#### RECORD EXCERPTS
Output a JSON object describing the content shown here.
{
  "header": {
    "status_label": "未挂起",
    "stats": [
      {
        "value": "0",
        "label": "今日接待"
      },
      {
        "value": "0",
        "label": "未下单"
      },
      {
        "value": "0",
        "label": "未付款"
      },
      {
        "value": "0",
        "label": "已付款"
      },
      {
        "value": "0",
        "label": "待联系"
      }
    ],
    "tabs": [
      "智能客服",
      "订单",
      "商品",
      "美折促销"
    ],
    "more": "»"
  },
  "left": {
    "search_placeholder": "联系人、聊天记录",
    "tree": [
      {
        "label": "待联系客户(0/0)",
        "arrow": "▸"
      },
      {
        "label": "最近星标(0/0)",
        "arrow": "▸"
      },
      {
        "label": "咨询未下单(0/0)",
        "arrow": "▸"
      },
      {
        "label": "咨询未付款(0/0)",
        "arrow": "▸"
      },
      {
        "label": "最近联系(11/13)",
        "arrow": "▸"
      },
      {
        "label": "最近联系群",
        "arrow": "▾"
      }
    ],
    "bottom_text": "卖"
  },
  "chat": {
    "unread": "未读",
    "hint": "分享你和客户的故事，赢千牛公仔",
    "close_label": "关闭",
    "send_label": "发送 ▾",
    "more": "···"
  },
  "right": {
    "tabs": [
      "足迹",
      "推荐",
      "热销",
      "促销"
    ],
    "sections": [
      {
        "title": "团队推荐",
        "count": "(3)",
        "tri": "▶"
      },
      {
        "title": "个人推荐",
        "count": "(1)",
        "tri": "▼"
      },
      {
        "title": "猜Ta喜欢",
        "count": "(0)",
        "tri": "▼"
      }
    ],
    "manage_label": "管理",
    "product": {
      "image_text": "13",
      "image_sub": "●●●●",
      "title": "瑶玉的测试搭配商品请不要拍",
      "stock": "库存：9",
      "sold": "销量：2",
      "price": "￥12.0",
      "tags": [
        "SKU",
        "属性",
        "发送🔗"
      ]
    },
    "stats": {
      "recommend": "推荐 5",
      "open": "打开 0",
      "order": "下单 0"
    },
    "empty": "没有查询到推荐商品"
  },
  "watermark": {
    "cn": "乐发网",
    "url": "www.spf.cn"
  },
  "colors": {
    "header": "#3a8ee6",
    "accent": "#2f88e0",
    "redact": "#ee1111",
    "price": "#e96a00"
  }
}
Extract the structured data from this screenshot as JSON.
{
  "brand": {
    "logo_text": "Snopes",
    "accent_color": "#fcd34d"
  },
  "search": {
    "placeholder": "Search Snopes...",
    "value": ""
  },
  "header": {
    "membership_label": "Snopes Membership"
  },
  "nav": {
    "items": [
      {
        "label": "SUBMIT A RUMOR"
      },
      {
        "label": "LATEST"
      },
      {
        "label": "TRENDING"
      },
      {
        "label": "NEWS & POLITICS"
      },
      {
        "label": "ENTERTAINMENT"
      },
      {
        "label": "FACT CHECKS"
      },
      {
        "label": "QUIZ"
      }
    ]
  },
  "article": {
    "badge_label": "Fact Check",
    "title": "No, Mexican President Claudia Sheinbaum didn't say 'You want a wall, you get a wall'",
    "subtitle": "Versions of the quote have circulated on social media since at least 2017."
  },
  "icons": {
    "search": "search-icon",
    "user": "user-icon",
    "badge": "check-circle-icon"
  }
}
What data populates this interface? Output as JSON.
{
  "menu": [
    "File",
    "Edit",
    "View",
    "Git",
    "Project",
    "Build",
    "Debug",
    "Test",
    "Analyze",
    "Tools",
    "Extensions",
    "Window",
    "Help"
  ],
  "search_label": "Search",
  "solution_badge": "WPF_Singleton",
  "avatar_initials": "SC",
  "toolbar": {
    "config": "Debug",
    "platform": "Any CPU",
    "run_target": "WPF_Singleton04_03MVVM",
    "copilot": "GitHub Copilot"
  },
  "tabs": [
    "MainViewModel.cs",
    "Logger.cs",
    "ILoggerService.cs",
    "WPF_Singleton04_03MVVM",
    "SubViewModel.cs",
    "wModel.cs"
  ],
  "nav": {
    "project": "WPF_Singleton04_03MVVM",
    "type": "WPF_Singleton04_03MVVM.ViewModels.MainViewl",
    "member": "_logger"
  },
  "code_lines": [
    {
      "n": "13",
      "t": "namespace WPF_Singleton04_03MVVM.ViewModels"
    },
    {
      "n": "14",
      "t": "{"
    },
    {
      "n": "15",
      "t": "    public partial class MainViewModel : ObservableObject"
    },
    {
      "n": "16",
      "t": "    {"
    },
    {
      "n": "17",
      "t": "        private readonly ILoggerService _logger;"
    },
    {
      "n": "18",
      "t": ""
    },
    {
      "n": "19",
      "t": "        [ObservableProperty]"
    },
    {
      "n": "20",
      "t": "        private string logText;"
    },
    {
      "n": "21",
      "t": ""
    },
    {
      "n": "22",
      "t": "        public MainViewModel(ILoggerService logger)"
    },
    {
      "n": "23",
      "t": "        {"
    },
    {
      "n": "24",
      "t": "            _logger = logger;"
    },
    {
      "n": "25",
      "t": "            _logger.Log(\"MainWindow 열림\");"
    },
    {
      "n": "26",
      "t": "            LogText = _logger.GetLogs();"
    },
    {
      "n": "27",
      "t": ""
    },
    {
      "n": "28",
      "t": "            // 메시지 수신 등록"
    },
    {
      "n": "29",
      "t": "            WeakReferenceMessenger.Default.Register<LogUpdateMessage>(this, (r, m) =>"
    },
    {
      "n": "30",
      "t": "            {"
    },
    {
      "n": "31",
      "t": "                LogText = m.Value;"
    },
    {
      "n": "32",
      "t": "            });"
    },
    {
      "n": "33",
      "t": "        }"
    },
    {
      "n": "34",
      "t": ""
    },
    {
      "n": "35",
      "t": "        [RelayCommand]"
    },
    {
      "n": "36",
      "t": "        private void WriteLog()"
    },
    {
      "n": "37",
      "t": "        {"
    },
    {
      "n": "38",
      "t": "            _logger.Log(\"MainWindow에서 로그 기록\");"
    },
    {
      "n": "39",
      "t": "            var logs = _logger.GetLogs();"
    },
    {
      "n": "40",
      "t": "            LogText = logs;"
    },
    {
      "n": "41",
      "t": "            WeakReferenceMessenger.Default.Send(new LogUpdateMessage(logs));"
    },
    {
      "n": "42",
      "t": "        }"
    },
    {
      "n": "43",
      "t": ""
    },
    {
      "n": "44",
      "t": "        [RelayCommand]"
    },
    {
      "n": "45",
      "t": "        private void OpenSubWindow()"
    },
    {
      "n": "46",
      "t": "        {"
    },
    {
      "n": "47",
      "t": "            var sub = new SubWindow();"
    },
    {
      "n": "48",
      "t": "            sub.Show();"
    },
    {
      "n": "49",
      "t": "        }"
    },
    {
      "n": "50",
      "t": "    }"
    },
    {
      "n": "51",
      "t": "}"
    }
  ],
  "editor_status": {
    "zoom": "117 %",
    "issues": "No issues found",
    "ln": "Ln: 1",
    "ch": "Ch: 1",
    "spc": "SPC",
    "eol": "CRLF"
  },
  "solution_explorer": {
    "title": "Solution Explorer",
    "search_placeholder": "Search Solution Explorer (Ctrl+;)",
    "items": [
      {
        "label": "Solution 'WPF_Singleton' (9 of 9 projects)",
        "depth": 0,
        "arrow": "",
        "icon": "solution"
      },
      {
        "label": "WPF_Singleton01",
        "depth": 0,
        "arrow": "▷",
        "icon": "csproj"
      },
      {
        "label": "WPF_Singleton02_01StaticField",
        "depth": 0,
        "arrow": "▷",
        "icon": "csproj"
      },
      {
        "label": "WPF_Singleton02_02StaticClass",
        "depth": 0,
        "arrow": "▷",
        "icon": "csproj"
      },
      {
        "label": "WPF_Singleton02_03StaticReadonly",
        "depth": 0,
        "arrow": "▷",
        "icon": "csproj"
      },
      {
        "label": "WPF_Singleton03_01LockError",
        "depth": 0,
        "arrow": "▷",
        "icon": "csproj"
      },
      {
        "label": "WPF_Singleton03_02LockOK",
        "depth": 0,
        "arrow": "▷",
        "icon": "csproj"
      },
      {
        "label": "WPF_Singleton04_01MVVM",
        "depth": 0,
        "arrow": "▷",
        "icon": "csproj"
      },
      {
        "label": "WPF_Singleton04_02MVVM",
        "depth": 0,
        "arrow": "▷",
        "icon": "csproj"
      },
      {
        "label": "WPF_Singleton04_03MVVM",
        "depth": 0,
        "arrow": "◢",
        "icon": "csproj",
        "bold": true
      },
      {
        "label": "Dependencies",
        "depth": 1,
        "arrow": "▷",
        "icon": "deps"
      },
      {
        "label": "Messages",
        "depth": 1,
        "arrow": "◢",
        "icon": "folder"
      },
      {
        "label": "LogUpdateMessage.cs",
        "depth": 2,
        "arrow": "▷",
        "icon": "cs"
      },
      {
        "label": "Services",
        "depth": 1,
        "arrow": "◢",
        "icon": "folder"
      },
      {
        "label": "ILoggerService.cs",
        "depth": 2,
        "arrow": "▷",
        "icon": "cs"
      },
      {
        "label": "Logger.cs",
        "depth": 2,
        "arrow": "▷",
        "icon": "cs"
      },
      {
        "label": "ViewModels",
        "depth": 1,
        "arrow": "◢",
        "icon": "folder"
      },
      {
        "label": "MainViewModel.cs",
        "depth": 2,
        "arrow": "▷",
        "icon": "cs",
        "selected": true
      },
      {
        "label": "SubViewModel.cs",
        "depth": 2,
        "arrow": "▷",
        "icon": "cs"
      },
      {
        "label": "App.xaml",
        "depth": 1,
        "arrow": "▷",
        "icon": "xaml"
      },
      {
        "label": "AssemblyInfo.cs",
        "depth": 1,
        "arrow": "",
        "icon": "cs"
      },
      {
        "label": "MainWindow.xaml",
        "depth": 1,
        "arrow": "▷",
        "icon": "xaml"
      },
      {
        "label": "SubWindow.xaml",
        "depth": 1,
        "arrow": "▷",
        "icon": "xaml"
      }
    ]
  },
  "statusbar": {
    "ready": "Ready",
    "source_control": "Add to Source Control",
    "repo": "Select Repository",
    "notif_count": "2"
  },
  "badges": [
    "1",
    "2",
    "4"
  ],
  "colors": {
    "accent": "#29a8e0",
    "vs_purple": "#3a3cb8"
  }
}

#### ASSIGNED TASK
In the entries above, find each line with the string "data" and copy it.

#### TASK ANSWER
Extract the structured data from this screenshot as JSON.
What data populates this interface? Output as JSON.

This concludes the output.